In summary, sales tax reform will provide a more stable foundation on which the government can maintain vital public services and effectively manage the problem of Canada's debt. It will bring an overall improvement in the fairness of the tax system. It will make federal sales taxation more visible to the consumer. And it will result in major gains in economic output in the range of $9 billion a year--gains that will be felt in all sectors of the economy and in all regions of Canada.
I said at the outset that this budget is about Canada's future. As Canadians, we want a Canada that is able to protect and strengthen the fundamental values that define us as a nation. Let me paraphrase the recent Speech from the Throne. We want: a Canada which is caring and compassionate, with the capacity to maintain the social and cultural programs and other important public services that Canadians need;
- a Canada, economically strong and fully competitive with the world's trading nations, that continues to create good jobs and opportunities for all its people into the 1990's and beyond;
- a Canada, progressive and adaptable, able to meet priorities such as skills training and the protection of our environment;
- in short, a Canada that can guarantee a rising standard of living and a better quality of life to pass on to the next generation.
That is our duty as a government. That is our obligation as responsible managers. That is surely our goal as Canadians. This budget helps us achieve that goal. The combination of actions set out in the budget will help us safeguard the kind of Canada we want to leave to our children and our grandchildren.
The appreciation of the meeting was expressed by Sarah Band, President, The Empire Club of Canada.
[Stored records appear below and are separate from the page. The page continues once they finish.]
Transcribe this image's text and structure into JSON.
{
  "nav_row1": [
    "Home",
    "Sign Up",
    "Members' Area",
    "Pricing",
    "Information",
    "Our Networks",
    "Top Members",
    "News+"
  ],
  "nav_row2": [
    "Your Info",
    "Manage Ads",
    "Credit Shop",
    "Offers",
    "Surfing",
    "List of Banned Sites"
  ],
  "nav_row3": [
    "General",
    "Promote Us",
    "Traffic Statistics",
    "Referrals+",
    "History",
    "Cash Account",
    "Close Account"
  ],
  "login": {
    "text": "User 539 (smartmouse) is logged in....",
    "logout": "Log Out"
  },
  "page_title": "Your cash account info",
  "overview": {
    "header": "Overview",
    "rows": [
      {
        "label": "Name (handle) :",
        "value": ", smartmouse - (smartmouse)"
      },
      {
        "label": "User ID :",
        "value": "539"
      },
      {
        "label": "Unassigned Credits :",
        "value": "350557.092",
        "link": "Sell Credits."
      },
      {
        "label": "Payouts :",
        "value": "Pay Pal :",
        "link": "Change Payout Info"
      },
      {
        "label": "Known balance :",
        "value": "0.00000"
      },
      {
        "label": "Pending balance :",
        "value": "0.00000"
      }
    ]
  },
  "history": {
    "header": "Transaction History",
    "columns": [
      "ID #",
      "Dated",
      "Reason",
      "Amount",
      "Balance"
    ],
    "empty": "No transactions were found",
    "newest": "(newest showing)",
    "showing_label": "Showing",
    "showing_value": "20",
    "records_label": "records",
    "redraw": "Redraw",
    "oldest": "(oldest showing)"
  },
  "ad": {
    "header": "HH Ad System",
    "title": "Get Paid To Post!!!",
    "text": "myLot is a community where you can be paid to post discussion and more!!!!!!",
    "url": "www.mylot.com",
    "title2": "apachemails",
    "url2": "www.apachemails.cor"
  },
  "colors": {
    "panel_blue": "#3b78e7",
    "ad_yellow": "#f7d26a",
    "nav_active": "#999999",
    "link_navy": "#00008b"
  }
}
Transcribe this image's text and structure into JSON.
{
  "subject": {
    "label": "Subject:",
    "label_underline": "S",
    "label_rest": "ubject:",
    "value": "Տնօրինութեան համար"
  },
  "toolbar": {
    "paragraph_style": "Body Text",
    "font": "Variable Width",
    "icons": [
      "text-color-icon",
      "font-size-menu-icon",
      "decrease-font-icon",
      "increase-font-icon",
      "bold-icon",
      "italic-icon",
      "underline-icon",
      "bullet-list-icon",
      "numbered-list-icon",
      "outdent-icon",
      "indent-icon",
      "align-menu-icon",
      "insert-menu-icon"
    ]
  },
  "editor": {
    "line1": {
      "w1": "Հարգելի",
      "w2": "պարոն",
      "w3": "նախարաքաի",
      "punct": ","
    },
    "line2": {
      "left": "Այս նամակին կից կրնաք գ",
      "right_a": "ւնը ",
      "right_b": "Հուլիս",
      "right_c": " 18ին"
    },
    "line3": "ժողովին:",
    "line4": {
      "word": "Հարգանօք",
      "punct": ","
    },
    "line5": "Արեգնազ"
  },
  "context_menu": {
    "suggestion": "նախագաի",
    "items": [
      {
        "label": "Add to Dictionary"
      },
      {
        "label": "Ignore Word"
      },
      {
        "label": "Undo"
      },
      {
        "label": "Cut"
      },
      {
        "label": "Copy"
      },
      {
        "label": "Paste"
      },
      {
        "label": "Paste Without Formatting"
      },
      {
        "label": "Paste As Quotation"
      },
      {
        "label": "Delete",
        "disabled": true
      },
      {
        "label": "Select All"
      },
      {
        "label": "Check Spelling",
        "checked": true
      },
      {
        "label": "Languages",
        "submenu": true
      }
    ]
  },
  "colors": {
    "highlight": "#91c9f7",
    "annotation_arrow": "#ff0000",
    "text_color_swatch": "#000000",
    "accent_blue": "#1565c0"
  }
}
Madam President, Mr. Minister, Mr. and Mrs. Wilson, honoured guests. Let me first thank The Canadian Club for the wisdom it has shown today in inviting a great Canadian to speak to us. No other person in our country has demonstrated the care for his country and willingness to work for it that Michael Wilson has. Let me express my appreciation for the way he has tried to make our country better for all of us. Thank you for that Michael.
I could stop there, however the relationship that I've had with Michael Wilson goes a lot further than that, and I welcome this opportunity today to publicly thank him. My admiration for our speaker is totally apparent, partially because I share a very small responsibility and a very large degree of pride in getting him out of the Bay Street closet and into the Ottawa Cabinet.
When I was first introduced to Michael it was to encourage him to enter politics. When I called I was told he was at home with a strained back. My immediate reaction was to identify the prospective candidate as a stockbroker with a weak back. Today he has shown us that he has a very strong back. He rose from his bed of pain and swept to victory. Michael Wilson is now the longest serving Finance Minister in Canada and, in spite of those who would insist that's because he has taken a long time to learn the job correctly, he is the first to have addressed the critical fiscal emergency in which we find ourselves today.
Today you have had the opportunity to see the Michael Wilson I know and admire. He has given us medicine that is hard to take, but with true compassion. His choice of career was made with the same concern for others that he has shown today. Michael, on behalf of The Canadian and Empire Clubs, and of course myself, please accept our sincere thanks for your contribution to Canada and for expressing your concerns so eloquently to us today.